Life expectancy has risen more slowly for men than women in the modern world, and Dan Buettner argues that the species in general is programmed not for longevity, but for procreative success. He points out, however, that some notable populations, secluded and culturally distinct, vastly outlive others, and that we can learn about extreme longevity by examining the way they live. He illustrates these four geographically designed Blue Zones — they include, for example, Sardinia, home to 10 times as many 100-year-olds as America — and how they eat, work, live, and socialize.
#3: How Great Leaders Inspire Action (Simon Sinek)
On analyzing the various great leaders of the world, from Apple to Martin Luther King Jr., marketing consultant Simon Sinek concludes that they all communicate in the same way, a way distinct from their less remarkable counterparts. Great communicators lead not with what it is that they produce, but with their philosophies — in Apple’s example, the company sells its design and artfulness as much as its actual devices.
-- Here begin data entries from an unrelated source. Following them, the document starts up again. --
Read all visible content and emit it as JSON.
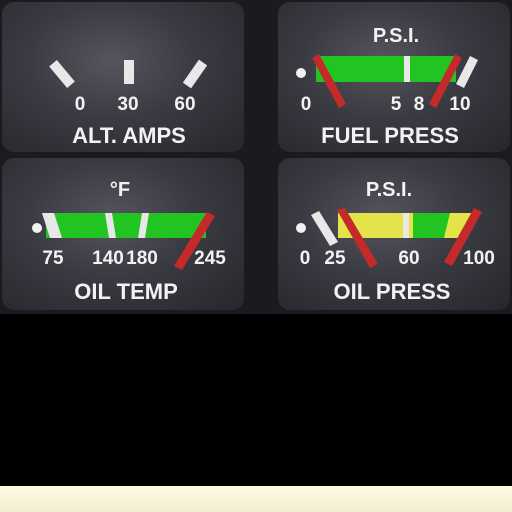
{
  "gauges": {
    "alt_amps": {
      "title": "ALT. AMPS",
      "tick_labels": [
        "0",
        "30",
        "60"
      ]
    },
    "fuel_press": {
      "title": "FUEL PRESS",
      "unit": "P.S.I.",
      "tick_labels": [
        "0",
        "5",
        "8",
        "10"
      ]
    },
    "oil_temp": {
      "title": "OIL TEMP",
      "unit": "°F",
      "tick_labels": [
        "75",
        "140",
        "180",
        "245"
      ]
    },
    "oil_press": {
      "title": "OIL PRESS",
      "unit": "P.S.I.",
      "tick_labels": [
        "0",
        "25",
        "60",
        "100"
      ]
    }
  },
  "colors": {
    "green": "#22c422",
    "yellow": "#e4e44a",
    "red": "#c42a2a",
    "marker": "#e8e8e8",
    "bottom_strip": "#fffbe6"
  }
}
Regardless of how much we’ve adapted to deal with information logically, human behavior is still driven by a different thought process entirely, both in how we communicate with others and how we motivate ourselves.
#2: A Kinder, Gentler Philosophy of Success (Alain De Botton)
Philosopher Alain de Botton argues that career crises are a recurring product of the age in which we live, caused partially by the fact that we are so defined by our careers and social positions. De Botton argues that career optimism is, paradoxically, problematic, in that it causes us to believe we can (and should) perpetually be succeeding more than we actually are, even if that hope is flatly unrealistic. He comes to the conclusion that the way we view social success just isn’t viable because it’s based on an impossible ideal; we, therefore, need to entirely revise our concept of success.
#1: Ode To Vice And Consequences (Felix Dennis)
The British publisher of Maxim and The Week — once briefly imprisoned for his involvement with the allegedly obscene Oz magazine — began writing poetry in 2000. The poems he recites during the talk cover topics from politics to his former drug-infused lifestyle, but they always lend a certain flippant tone by their rhyming structure and by his personality (“I’ve got far too much money and I have far too much fun,” says Dennis). He’s serious as well, prefacing his last poem with a brief rumination on the darkness in human history, his crack cocaine addiction, and how he nearly didn’t escape it.